-- Dataset records follows --
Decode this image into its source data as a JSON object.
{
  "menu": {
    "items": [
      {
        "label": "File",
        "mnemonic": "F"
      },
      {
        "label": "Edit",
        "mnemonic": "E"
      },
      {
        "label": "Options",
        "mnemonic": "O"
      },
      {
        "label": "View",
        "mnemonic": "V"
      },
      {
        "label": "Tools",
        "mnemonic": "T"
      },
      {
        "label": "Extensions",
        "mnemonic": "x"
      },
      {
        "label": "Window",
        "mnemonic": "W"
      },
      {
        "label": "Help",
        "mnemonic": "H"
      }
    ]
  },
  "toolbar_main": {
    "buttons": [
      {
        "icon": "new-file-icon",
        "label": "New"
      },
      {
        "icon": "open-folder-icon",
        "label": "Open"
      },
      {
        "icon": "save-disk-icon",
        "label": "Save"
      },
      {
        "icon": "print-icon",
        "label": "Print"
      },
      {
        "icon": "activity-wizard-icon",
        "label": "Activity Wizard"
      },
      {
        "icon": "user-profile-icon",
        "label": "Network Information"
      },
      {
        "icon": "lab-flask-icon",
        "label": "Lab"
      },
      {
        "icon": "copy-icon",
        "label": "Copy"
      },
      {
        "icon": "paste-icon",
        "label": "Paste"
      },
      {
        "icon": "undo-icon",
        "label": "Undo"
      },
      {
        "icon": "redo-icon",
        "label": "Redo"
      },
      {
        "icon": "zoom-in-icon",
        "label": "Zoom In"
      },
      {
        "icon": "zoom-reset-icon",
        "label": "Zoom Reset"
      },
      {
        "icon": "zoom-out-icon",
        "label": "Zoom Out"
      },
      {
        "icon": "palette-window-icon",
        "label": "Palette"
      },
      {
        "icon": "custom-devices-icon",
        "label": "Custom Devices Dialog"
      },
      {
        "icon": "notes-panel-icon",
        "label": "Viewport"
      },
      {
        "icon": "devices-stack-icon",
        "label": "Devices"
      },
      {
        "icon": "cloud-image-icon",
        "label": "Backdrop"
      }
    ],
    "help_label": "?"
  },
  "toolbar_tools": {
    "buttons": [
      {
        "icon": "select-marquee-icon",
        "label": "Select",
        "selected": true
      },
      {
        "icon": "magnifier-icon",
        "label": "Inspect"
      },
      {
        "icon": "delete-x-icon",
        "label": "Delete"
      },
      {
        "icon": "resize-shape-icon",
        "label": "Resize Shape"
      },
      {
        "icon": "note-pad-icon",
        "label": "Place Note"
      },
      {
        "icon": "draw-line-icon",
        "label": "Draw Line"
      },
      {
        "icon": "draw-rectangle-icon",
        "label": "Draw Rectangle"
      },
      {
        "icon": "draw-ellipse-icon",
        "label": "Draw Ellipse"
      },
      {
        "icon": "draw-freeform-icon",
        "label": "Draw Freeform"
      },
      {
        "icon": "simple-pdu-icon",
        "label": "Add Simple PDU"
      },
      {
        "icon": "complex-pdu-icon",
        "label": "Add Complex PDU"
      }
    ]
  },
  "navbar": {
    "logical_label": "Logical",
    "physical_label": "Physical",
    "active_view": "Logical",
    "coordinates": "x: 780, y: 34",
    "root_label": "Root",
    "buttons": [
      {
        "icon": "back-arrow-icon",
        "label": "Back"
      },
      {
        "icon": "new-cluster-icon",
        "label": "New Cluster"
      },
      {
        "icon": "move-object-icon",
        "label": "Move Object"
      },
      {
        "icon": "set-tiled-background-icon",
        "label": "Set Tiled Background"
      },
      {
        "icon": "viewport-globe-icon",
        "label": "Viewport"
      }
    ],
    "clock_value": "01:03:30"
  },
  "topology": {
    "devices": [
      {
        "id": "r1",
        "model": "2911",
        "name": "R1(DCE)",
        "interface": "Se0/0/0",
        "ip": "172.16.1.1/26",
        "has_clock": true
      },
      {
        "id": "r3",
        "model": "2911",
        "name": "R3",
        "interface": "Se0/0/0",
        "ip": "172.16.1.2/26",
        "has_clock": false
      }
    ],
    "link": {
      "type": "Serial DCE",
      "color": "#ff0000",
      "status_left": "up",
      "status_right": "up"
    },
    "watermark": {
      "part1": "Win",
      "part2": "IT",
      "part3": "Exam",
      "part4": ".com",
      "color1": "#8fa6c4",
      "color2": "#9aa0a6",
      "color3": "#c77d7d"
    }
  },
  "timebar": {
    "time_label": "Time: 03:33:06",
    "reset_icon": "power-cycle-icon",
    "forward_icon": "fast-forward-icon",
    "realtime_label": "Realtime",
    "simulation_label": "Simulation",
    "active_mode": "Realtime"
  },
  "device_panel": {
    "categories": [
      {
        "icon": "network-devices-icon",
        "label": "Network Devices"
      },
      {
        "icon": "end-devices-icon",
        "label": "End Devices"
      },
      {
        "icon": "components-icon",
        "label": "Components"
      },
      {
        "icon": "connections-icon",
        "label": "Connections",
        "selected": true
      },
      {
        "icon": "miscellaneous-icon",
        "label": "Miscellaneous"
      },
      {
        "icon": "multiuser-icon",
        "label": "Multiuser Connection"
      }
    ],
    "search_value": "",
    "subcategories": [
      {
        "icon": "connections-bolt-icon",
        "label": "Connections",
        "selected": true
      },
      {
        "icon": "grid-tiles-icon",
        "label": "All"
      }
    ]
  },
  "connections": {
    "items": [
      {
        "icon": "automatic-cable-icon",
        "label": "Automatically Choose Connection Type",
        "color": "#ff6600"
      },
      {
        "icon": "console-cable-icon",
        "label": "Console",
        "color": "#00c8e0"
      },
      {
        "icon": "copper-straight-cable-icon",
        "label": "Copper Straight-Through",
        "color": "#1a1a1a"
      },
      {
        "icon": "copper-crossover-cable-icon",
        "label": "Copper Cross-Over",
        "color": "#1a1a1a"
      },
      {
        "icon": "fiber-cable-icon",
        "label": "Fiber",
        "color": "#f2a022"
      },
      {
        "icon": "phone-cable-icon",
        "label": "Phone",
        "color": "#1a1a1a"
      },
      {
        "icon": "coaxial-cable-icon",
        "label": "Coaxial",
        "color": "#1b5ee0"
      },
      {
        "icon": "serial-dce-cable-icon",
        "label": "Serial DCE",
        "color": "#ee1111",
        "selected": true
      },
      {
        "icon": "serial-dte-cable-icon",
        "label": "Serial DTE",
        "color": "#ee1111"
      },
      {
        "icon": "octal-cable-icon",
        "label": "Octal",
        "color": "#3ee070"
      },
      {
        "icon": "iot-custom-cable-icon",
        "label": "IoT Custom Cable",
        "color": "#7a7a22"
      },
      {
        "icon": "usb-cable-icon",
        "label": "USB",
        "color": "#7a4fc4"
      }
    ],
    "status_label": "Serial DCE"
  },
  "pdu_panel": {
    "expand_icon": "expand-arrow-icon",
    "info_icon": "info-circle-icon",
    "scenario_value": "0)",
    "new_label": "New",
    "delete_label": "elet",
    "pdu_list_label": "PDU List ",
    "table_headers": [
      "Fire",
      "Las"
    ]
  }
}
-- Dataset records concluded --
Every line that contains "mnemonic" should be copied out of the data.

        "mnemonic": "F"
        "mnemonic": "E"
        "mnemonic": "O"
        "mnemonic": "V"
        "mnemonic": "T"
        "mnemonic": "x"
        "mnemonic": "W"
        "mnemonic": "H"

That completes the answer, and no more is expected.